*** RECORDS SUPPLIED Section Begins ***

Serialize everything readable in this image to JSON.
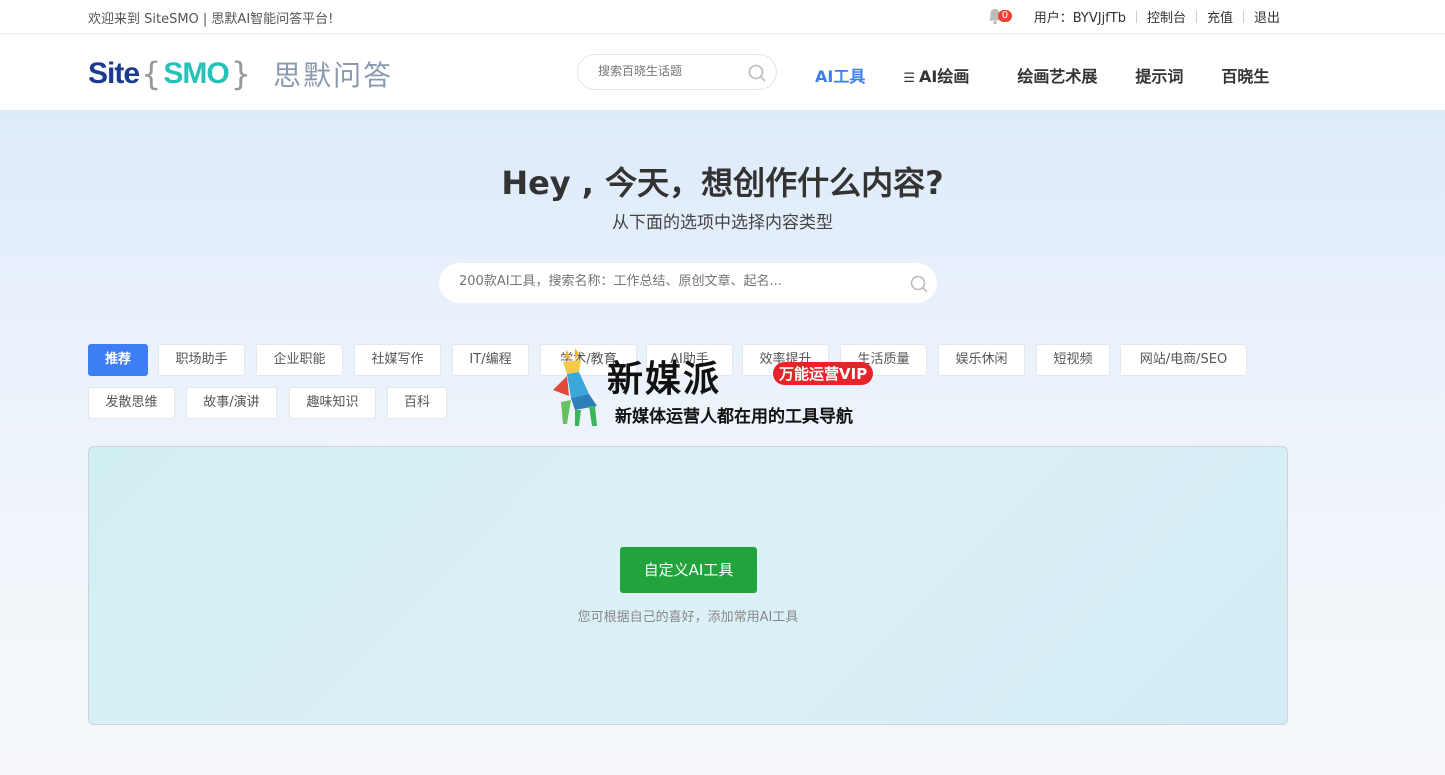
{
  "topbar": {
    "welcome": "欢迎来到 SiteSMO | 思默AI智能问答平台!",
    "notifications": "0",
    "user": "用户：BYVJjfTb",
    "console": "控制台",
    "recharge": "充值",
    "logout": "退出"
  },
  "header": {
    "logo_site": "Site",
    "logo_smo": "SMO",
    "logo_cn": "思默问答",
    "search_placeholder": "搜索百晓生话题",
    "nav": [
      "AI工具",
      "AI绘画",
      "绘画艺术展",
      "提示词",
      "百晓生"
    ]
  },
  "hero": {
    "title": "Hey , 今天，想创作什么内容?",
    "subtitle": "从下面的选项中选择内容类型",
    "search_placeholder": "200款AI工具，搜索名称：工作总结、原创文章、起名..."
  },
  "categories": [
    "推荐",
    "职场助手",
    "企业职能",
    "社媒写作",
    "IT/编程",
    "学术/教育",
    "AI助手",
    "效率提升",
    "生活质量",
    "娱乐休闲",
    "短视频",
    "网站/电商/SEO",
    "发散思维",
    "故事/演讲",
    "趣味知识",
    "百科"
  ],
  "watermark": {
    "brand": "新媒派",
    "badge": "万能运营VIP",
    "slogan": "新媒体运营人都在用的工具导航"
  },
  "panel": {
    "button": "自定义AI工具",
    "hint": "您可根据自己的喜好，添加常用AI工具"
  },
  "colors": {
    "accent": "#3d7ef5",
    "button_green": "#21a43c",
    "badge_red": "#f04134"
  }
}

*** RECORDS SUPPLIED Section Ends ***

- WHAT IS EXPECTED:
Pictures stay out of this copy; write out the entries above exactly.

- SOLUTION FOR THIS EXERCISE:
Serialize everything readable in this image to JSON.
{
  "topbar": {
    "welcome": "欢迎来到 SiteSMO | 思默AI智能问答平台!",
    "notifications": "0",
    "user": "用户：BYVJjfTb",
    "console": "控制台",
    "recharge": "充值",
    "logout": "退出"
  },
  "header": {
    "logo_site": "Site",
    "logo_smo": "SMO",
    "logo_cn": "思默问答",
    "search_placeholder": "搜索百晓生话题",
    "nav": [
      "AI工具",
      "AI绘画",
      "绘画艺术展",
      "提示词",
      "百晓生"
    ]
  },
  "hero": {
    "title": "Hey , 今天，想创作什么内容?",
    "subtitle": "从下面的选项中选择内容类型",
    "search_placeholder": "200款AI工具，搜索名称：工作总结、原创文章、起名..."
  },
  "categories": [
    "推荐",
    "职场助手",
    "企业职能",
    "社媒写作",
    "IT/编程",
    "学术/教育",
    "AI助手",
    "效率提升",
    "生活质量",
    "娱乐休闲",
    "短视频",
    "网站/电商/SEO",
    "发散思维",
    "故事/演讲",
    "趣味知识",
    "百科"
  ],
  "watermark": {
    "brand": "新媒派",
    "badge": "万能运营VIP",
    "slogan": "新媒体运营人都在用的工具导航"
  },
  "panel": {
    "button": "自定义AI工具",
    "hint": "您可根据自己的喜好，添加常用AI工具"
  },
  "colors": {
    "accent": "#3d7ef5",
    "button_green": "#21a43c",
    "badge_red": "#f04134"
  }
}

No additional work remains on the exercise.